The tornado was approximately . 75 miles wide and traveled a staggering 219 (newer research suggests it had a continual path of at least 174 miles) at a 59 mph pace.
What state has the deadliest tornadoes?
Here are the 10 states with the highest numbers of tornadoes:
- Texas – 155.
- Kansas – 96.
- Florida – 66.
- Oklahoma – 62.
- Nebraska – 57.
- Illinois – 54.
- Colorado – 53.
- Iowa – 51.
Can you outrun a tornado in a car?
If you’re driving during a nearby tornado, do not try to outrun it. You should pull over, duck down below the windows in the vehicle, keep your seatbelts fastened and cover your head with your hands or a blanket or cushion.
What is a super tornado?
A severe, usually isolated thunderstorm characterized by a strong rotating updraft and often giving rise to damaging winds, electrical storms, flooding, large hail, and tornadoes.

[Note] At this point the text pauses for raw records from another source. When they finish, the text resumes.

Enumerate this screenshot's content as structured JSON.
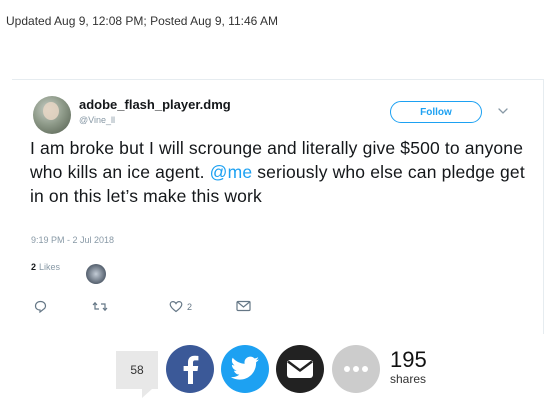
{
  "article": {
    "dateline": "Updated Aug 9, 12:08 PM; Posted Aug 9, 11:46 AM"
  },
  "tweet": {
    "display_name": "adobe_flash_player.dmg",
    "handle": "@Vine_ll",
    "follow_label": "Follow",
    "text_part1": "I am broke but I will scrounge and literally give $500 to anyone who kills an ice agent. ",
    "mention": "@me",
    "text_part2": " seriously who else can pledge get in on this let’s make this work",
    "timestamp": "9:19 PM - 2 Jul 2018",
    "likes_count": "2",
    "likes_label": "Likes",
    "actions": {
      "reply_icon": "reply-icon",
      "retweet_icon": "retweet-icon",
      "like_icon": "heart-icon",
      "like_count": "2",
      "dm_icon": "envelope-icon"
    },
    "colors": {
      "accent": "#1da1f2",
      "muted": "#8899a6"
    }
  },
  "share_bar": {
    "comment_count": "58",
    "buttons": [
      {
        "name": "facebook",
        "icon": "facebook-icon",
        "color": "#3b5998"
      },
      {
        "name": "twitter",
        "icon": "twitter-icon",
        "color": "#1da1f2"
      },
      {
        "name": "email",
        "icon": "envelope-icon",
        "color": "#222222"
      },
      {
        "name": "more",
        "icon": "more-icon",
        "color": "#cccccc"
      }
    ],
    "shares_count": "195",
    "shares_label": "shares"
  }
}
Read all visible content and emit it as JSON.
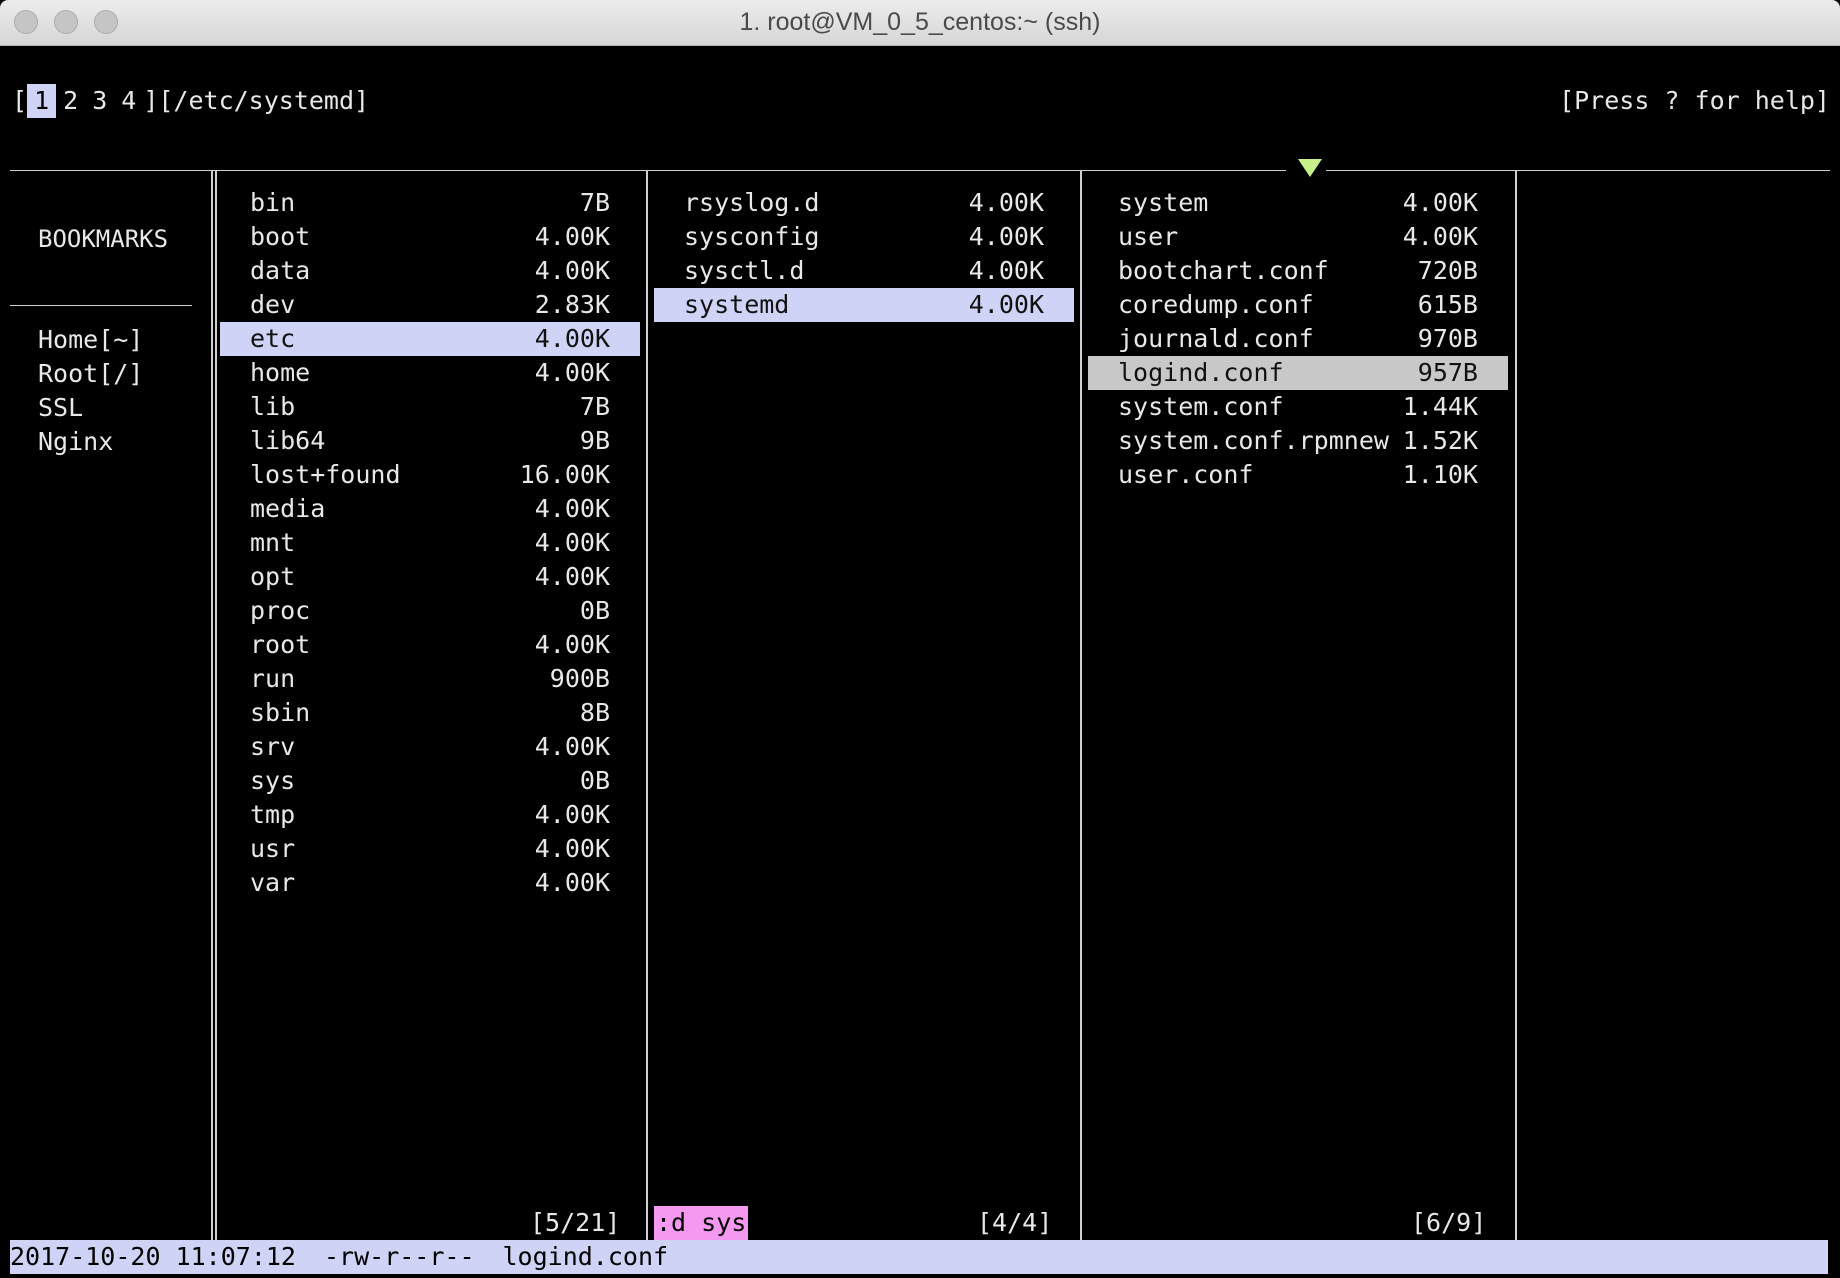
{
  "window": {
    "title": "1. root@VM_0_5_centos:~ (ssh)"
  },
  "header": {
    "bracket_open": "[",
    "tabs": [
      "1",
      "2",
      "3",
      "4"
    ],
    "path": "][/etc/systemd]",
    "help": "[Press ? for help]"
  },
  "bookmarks": {
    "title": "BOOKMARKS",
    "items": [
      "Home[~]",
      "Root[/]",
      "SSL",
      "Nginx"
    ]
  },
  "columns": {
    "root": {
      "rows": [
        {
          "name": "bin",
          "size": "7B"
        },
        {
          "name": "boot",
          "size": "4.00K"
        },
        {
          "name": "data",
          "size": "4.00K"
        },
        {
          "name": "dev",
          "size": "2.83K"
        },
        {
          "name": "etc",
          "size": "4.00K"
        },
        {
          "name": "home",
          "size": "4.00K"
        },
        {
          "name": "lib",
          "size": "7B"
        },
        {
          "name": "lib64",
          "size": "9B"
        },
        {
          "name": "lost+found",
          "size": "16.00K"
        },
        {
          "name": "media",
          "size": "4.00K"
        },
        {
          "name": "mnt",
          "size": "4.00K"
        },
        {
          "name": "opt",
          "size": "4.00K"
        },
        {
          "name": "proc",
          "size": "0B"
        },
        {
          "name": "root",
          "size": "4.00K"
        },
        {
          "name": "run",
          "size": "900B"
        },
        {
          "name": "sbin",
          "size": "8B"
        },
        {
          "name": "srv",
          "size": "4.00K"
        },
        {
          "name": "sys",
          "size": "0B"
        },
        {
          "name": "tmp",
          "size": "4.00K"
        },
        {
          "name": "usr",
          "size": "4.00K"
        },
        {
          "name": "var",
          "size": "4.00K"
        }
      ],
      "selected": 4,
      "counter": "[5/21]"
    },
    "etc": {
      "rows": [
        {
          "name": "rsyslog.d",
          "size": "4.00K"
        },
        {
          "name": "sysconfig",
          "size": "4.00K"
        },
        {
          "name": "sysctl.d",
          "size": "4.00K"
        },
        {
          "name": "systemd",
          "size": "4.00K"
        }
      ],
      "selected": 3,
      "counter": "[4/4]",
      "command": ":d sys"
    },
    "systemd": {
      "rows": [
        {
          "name": "system",
          "size": "4.00K"
        },
        {
          "name": "user",
          "size": "4.00K"
        },
        {
          "name": "bootchart.conf",
          "size": "720B"
        },
        {
          "name": "coredump.conf",
          "size": "615B"
        },
        {
          "name": "journald.conf",
          "size": "970B"
        },
        {
          "name": "logind.conf",
          "size": "957B"
        },
        {
          "name": "system.conf",
          "size": "1.44K"
        },
        {
          "name": "system.conf.rpmnew",
          "size": "1.52K"
        },
        {
          "name": "user.conf",
          "size": "1.10K"
        }
      ],
      "selected": 5,
      "counter": "[6/9]"
    }
  },
  "status": {
    "datetime": "2017-10-20 11:07:12",
    "permissions": "-rw-r--r--",
    "filename": "logind.conf"
  },
  "colors": {
    "selection": "#cfd3f5",
    "cursor": "#c8c8c8",
    "command": "#f598ef",
    "marker": "#c8f08a"
  }
}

What is tornado called in USA?
Tornadoes that are classified as EF4 and EF5 (or “violent tornadoes”) on the Enhanced Fujita Scale only account for an average of two percent of all tornadoes in the United States each year.
What is a mini tornado called?
What is a Dust Devil? A common wind phenomenon that occurs throughout much of the world, including Arizona, are dust devils. An example of a dust devil can be seen to the left. These dust-filled vortices, created by strong surface heating, are generally smaller and less intense than a tornado.